          Again, I completely agree. When both my mom and I had our T-Mobile G2s (HTC Vision) but I was running CM9 while she was stuck on Gingerbread, she really didn’t know about any ICS features unless I reminded her I had them and she didn’t. Even then, she’d eventually forget and continue to enjoy her phone. Another instance of this, I was playing with Face Unlock at school today, but I had to explain it to my friends that it was a feature in ICS. Most hadn’t even seen it before. So I agree 100% that fragmentation is most definitely more of an issue with the tech-savvy consumer versus the general population of smartphone users.

          As for your point about the advancements in ARM architecture, I hint at this when I talk about the porting process manufacturers go through when porting new Android versions to their devices. I’d rather wait a few months longer for a OS that squeezed every drop it could out of the hardware than one that was generalized to a “one size fits all” scheme.
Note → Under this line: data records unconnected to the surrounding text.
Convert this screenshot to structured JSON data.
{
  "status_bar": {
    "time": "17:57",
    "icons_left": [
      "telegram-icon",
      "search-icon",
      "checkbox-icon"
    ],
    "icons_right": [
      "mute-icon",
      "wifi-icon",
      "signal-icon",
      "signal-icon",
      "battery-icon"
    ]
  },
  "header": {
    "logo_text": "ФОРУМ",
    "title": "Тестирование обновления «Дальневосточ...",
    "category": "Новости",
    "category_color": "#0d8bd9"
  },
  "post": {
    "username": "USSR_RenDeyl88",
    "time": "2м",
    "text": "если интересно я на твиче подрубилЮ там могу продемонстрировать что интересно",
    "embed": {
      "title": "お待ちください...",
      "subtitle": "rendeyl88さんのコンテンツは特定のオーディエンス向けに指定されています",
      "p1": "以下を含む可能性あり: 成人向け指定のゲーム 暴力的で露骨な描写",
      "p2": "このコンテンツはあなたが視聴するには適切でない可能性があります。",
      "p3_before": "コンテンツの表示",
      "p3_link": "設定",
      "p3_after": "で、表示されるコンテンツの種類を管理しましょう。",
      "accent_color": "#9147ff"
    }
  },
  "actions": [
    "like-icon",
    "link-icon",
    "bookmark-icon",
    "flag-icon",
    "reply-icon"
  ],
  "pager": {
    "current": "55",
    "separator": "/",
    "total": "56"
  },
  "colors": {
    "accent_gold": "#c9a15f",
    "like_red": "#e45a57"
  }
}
          • http://ARMdevices.net/ Charbax

            I think we tech-savvy consumers have had the option to simply buy the Galaxy Nexus since ICS has been open sourced around November/December last year. And since then most of the newest devices from HTC, Huawei, etc seem to come with ICS pre-installed. And if they don’t the ICS update is always promised for 1-2-3 months after the release. Because it’s normal for example for the Sony Xperia S to need its couple or three months to get ICS optimized to its Qualcomm processor and Adreno GPU, which is not same as Galaxy Nexus OMAP4460 processor and SGX GPU. And by the time Tegra3 got all the ICS optimizations, now the HTC and LG phones with Tegra3 are coming out. As for SGS3 using newest Exynos 4412 also now comes out with ICS pre-installed as older Exynos 4210 devices released last year are all getting ICS firmware update about now also.. Those are each of the 4 major ARM chip providers, Texas Instruments (Galaxy Nexus), Qualcomm (Sony), Nvidia (HTC, LG) and Samsung (SGS3 and last years Samsung devices), and a mix among them, those device makers use different chip providers, Qualcomm has many many skews on different devices by dozens of makers, so sure enough slowly but surely all the devices are getting ICS, and I don’t believe ICS’s market penetration is going to look any less grandiose than Gingerbread has been until ICS has been available. Compared to when Gingerbread took over 70% of Android install base, by the time ICS has the same 70% reach there will be more than double as many Android phones sold on the market. So with each new Android version, the scale of work being done to upgrade every device is much larger, but that is how I think Android was awesomely architected from the start, to support that kind of scale of growth that I think even Google had no idea Android would be as successful as it is now.

  • Allan

    Carriers do not control all phones, they sure do not control Apple

  • brentwhopkins

    Android is no more fragmented than any other platform. And, frankly, anyone who buys a device based on future expectations of updates rather than as-is functionality, is indulging in wishful thinking at best.